### How to complete this task
Each line of the listing needs to be given again exactly.

### Data for this task

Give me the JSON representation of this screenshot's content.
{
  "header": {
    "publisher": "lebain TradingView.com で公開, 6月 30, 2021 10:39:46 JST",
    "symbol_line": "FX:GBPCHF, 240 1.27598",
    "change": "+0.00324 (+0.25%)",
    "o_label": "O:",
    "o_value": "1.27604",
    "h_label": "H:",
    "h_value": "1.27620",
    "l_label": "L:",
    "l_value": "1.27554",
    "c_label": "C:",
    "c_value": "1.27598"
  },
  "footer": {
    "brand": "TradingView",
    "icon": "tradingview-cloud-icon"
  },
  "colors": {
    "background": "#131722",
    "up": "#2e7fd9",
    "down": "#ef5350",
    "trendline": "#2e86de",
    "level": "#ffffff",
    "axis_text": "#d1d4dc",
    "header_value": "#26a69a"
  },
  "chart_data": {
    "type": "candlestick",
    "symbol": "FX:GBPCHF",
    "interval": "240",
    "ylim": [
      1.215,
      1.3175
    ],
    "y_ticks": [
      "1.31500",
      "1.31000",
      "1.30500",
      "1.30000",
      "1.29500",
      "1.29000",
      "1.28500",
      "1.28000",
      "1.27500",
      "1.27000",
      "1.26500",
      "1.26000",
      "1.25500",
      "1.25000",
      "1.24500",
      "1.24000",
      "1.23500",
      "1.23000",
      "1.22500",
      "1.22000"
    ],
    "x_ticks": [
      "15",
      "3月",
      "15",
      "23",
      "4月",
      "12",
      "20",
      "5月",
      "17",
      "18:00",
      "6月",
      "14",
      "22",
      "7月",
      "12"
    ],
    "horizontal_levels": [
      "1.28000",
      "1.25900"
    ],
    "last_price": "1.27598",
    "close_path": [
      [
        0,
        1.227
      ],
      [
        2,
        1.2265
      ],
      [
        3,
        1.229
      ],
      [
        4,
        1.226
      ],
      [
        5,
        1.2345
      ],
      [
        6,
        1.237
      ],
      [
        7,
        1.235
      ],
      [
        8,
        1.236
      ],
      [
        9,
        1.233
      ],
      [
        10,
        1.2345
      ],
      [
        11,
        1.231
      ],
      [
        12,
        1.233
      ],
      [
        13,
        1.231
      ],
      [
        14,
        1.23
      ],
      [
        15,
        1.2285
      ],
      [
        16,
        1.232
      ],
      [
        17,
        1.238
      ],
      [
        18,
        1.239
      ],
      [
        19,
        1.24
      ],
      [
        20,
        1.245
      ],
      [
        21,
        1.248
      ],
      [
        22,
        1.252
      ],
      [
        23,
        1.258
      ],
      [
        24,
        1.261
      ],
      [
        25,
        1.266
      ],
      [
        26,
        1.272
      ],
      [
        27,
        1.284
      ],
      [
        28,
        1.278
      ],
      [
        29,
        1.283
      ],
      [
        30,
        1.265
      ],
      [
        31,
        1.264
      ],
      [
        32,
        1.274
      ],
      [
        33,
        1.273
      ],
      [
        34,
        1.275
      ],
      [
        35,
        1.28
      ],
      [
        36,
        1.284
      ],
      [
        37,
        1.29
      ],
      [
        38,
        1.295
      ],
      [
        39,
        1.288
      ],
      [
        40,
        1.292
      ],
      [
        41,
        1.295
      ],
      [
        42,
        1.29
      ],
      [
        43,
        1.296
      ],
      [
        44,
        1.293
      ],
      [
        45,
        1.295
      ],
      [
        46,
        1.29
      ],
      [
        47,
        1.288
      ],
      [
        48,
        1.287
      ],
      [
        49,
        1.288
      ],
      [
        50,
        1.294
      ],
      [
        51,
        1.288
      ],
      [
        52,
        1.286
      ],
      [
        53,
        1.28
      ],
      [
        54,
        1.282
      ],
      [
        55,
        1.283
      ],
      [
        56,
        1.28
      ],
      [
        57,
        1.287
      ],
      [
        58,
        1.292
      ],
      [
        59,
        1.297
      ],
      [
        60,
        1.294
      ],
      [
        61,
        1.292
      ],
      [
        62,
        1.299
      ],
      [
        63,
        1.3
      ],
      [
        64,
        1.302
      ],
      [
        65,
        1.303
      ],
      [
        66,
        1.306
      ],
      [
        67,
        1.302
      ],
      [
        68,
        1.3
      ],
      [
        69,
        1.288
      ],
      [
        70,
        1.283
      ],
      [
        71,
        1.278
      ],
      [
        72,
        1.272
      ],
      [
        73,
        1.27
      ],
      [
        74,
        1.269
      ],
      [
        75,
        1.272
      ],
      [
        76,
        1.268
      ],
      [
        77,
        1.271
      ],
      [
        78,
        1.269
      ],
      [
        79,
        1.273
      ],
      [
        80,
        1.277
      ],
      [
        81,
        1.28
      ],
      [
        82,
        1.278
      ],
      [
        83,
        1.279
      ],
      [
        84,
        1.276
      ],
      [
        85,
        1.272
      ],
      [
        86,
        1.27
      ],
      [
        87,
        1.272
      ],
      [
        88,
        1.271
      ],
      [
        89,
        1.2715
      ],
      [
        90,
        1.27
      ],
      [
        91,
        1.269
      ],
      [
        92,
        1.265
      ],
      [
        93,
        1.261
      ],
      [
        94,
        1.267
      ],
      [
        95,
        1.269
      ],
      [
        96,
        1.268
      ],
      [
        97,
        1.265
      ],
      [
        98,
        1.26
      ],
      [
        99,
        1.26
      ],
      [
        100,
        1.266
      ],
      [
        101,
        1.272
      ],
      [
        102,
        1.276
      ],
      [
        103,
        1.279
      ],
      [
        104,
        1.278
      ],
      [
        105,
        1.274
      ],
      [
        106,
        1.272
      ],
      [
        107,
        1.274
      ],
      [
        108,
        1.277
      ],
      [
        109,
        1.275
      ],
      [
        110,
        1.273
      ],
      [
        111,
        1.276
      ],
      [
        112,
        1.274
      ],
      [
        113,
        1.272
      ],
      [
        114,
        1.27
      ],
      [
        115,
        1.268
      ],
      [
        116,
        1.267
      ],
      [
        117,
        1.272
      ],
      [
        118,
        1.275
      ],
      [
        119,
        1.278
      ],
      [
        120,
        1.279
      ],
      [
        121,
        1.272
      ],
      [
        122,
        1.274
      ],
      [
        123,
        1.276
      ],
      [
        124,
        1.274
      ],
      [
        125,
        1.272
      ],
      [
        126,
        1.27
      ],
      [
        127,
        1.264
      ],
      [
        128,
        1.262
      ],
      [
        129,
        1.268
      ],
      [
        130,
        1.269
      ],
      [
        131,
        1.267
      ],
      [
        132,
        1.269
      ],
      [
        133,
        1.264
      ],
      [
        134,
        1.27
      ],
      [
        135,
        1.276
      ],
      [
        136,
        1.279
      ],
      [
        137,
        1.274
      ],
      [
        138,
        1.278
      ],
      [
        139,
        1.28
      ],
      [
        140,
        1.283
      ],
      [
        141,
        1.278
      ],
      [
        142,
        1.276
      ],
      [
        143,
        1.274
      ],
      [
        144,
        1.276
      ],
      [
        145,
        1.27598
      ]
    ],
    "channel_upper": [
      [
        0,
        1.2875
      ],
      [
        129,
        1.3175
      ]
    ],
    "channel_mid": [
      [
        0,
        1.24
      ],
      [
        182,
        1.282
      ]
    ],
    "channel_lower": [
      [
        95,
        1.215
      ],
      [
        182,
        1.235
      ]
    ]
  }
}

### Solution
Give me the JSON representation of this screenshot's content.
{
  "header": {
    "publisher": "lebain TradingView.com で公開, 6月 30, 2021 10:39:46 JST",
    "symbol_line": "FX:GBPCHF, 240 1.27598",
    "change": "+0.00324 (+0.25%)",
    "o_label": "O:",
    "o_value": "1.27604",
    "h_label": "H:",
    "h_value": "1.27620",
    "l_label": "L:",
    "l_value": "1.27554",
    "c_label": "C:",
    "c_value": "1.27598"
  },
  "footer": {
    "brand": "TradingView",
    "icon": "tradingview-cloud-icon"
  },
  "colors": {
    "background": "#131722",
    "up": "#2e7fd9",
    "down": "#ef5350",
    "trendline": "#2e86de",
    "level": "#ffffff",
    "axis_text": "#d1d4dc",
    "header_value": "#26a69a"
  },
  "chart_data": {
    "type": "candlestick",
    "symbol": "FX:GBPCHF",
    "interval": "240",
    "ylim": [
      1.215,
      1.3175
    ],
    "y_ticks": [
      "1.31500",
      "1.31000",
      "1.30500",
      "1.30000",
      "1.29500",
      "1.29000",
      "1.28500",
      "1.28000",
      "1.27500",
      "1.27000",
      "1.26500",
      "1.26000",
      "1.25500",
      "1.25000",
      "1.24500",
      "1.24000",
      "1.23500",
      "1.23000",
      "1.22500",
      "1.22000"
    ],
    "x_ticks": [
      "15",
      "3月",
      "15",
      "23",
      "4月",
      "12",
      "20",
      "5月",
      "17",
      "18:00",
      "6月",
      "14",
      "22",
      "7月",
      "12"
    ],
    "horizontal_levels": [
      "1.28000",
      "1.25900"
    ],
    "last_price": "1.27598",
    "close_path": [
      [
        0,
        1.227
      ],
      [
        2,
        1.2265
      ],
      [
        3,
        1.229
      ],
      [
        4,
        1.226
      ],
      [
        5,
        1.2345
      ],
      [
        6,
        1.237
      ],
      [
        7,
        1.235
      ],
      [
        8,
        1.236
      ],
      [
        9,
        1.233
      ],
      [
        10,
        1.2345
      ],
      [
        11,
        1.231
      ],
      [
        12,
        1.233
      ],
      [
        13,
        1.231
      ],
      [
        14,
        1.23
      ],
      [
        15,
        1.2285
      ],
      [
        16,
        1.232
      ],
      [
        17,
        1.238
      ],
      [
        18,
        1.239
      ],
      [
        19,
        1.24
      ],
      [
        20,
        1.245
      ],
      [
        21,
        1.248
      ],
      [
        22,
        1.252
      ],
      [
        23,
        1.258
      ],
      [
        24,
        1.261
      ],
      [
        25,
        1.266
      ],
      [
        26,
        1.272
      ],
      [
        27,
        1.284
      ],
      [
        28,
        1.278
      ],
      [
        29,
        1.283
      ],
      [
        30,
        1.265
      ],
      [
        31,
        1.264
      ],
      [
        32,
        1.274
      ],
      [
        33,
        1.273
      ],
      [
        34,
        1.275
      ],
      [
        35,
        1.28
      ],
      [
        36,
        1.284
      ],
      [
        37,
        1.29
      ],
      [
        38,
        1.295
      ],
      [
        39,
        1.288
      ],
      [
        40,
        1.292
      ],
      [
        41,
        1.295
      ],
      [
        42,
        1.29
      ],
      [
        43,
        1.296
      ],
      [
        44,
        1.293
      ],
      [
        45,
        1.295
      ],
      [
        46,
        1.29
      ],
      [
        47,
        1.288
      ],
      [
        48,
        1.287
      ],
      [
        49,
        1.288
      ],
      [
        50,
        1.294
      ],
      [
        51,
        1.288
      ],
      [
        52,
        1.286
      ],
      [
        53,
        1.28
      ],
      [
        54,
        1.282
      ],
      [
        55,
        1.283
      ],
      [
        56,
        1.28
      ],
      [
        57,
        1.287
      ],
      [
        58,
        1.292
      ],
      [
        59,
        1.297
      ],
      [
        60,
        1.294
      ],
      [
        61,
        1.292
      ],
      [
        62,
        1.299
      ],
      [
        63,
        1.3
      ],
      [
        64,
        1.302
      ],
      [
        65,
        1.303
      ],
      [
        66,
        1.306
      ],
      [
        67,
        1.302
      ],
      [
        68,
        1.3
      ],
      [
        69,
        1.288
      ],
      [
        70,
        1.283
      ],
      [
        71,
        1.278
      ],
      [
        72,
        1.272
      ],
      [
        73,
        1.27
      ],
      [
        74,
        1.269
      ],
      [
        75,
        1.272
      ],
      [
        76,
        1.268
      ],
      [
        77,
        1.271
      ],
      [
        78,
        1.269
      ],
      [
        79,
        1.273
      ],
      [
        80,
        1.277
      ],
      [
        81,
        1.28
      ],
      [
        82,
        1.278
      ],
      [
        83,
        1.279
      ],
      [
        84,
        1.276
      ],
      [
        85,
        1.272
      ],
      [
        86,
        1.27
      ],
      [
        87,
        1.272
      ],
      [
        88,
        1.271
      ],
      [
        89,
        1.2715
      ],
      [
        90,
        1.27
      ],
      [
        91,
        1.269
      ],
      [
        92,
        1.265
      ],
      [
        93,
        1.261
      ],
      [
        94,
        1.267
      ],
      [
        95,
        1.269
      ],
      [
        96,
        1.268
      ],
      [
        97,
        1.265
      ],
      [
        98,
        1.26
      ],
      [
        99,
        1.26
      ],
      [
        100,
        1.266
      ],
      [
        101,
        1.272
      ],
      [
        102,
        1.276
      ],
      [
        103,
        1.279
      ],
      [
        104,
        1.278
      ],
      [
        105,
        1.274
      ],
      [
        106,
        1.272
      ],
      [
        107,
        1.274
      ],
      [
        108,
        1.277
      ],
      [
        109,
        1.275
      ],
      [
        110,
        1.273
      ],
      [
        111,
        1.276
      ],
      [
        112,
        1.274
      ],
      [
        113,
        1.272
      ],
      [
        114,
        1.27
      ],
      [
        115,
        1.268
      ],
      [
        116,
        1.267
      ],
      [
        117,
        1.272
      ],
      [
        118,
        1.275
      ],
      [
        119,
        1.278
      ],
      [
        120,
        1.279
      ],
      [
        121,
        1.272
      ],
      [
        122,
        1.274
      ],
      [
        123,
        1.276
      ],
      [
        124,
        1.274
      ],
      [
        125,
        1.272
      ],
      [
        126,
        1.27
      ],
      [
        127,
        1.264
      ],
      [
        128,
        1.262
      ],
      [
        129,
        1.268
      ],
      [
        130,
        1.269
      ],
      [
        131,
        1.267
      ],
      [
        132,
        1.269
      ],
      [
        133,
        1.264
      ],
      [
        134,
        1.27
      ],
      [
        135,
        1.276
      ],
      [
        136,
        1.279
      ],
      [
        137,
        1.274
      ],
      [
        138,
        1.278
      ],
      [
        139,
        1.28
      ],
      [
        140,
        1.283
      ],
      [
        141,
        1.278
      ],
      [
        142,
        1.276
      ],
      [
        143,
        1.274
      ],
      [
        144,
        1.276
      ],
      [
        145,
        1.27598
      ]
    ],
    "channel_upper": [
      [
        0,
        1.2875
      ],
      [
        129,
        1.3175
      ]
    ],
    "channel_mid": [
      [
        0,
        1.24
      ],
      [
        182,
        1.282
      ]
    ],
    "channel_lower": [
      [
        95,
        1.215
      ],
      [
        182,
        1.235
      ]
    ]
  }
}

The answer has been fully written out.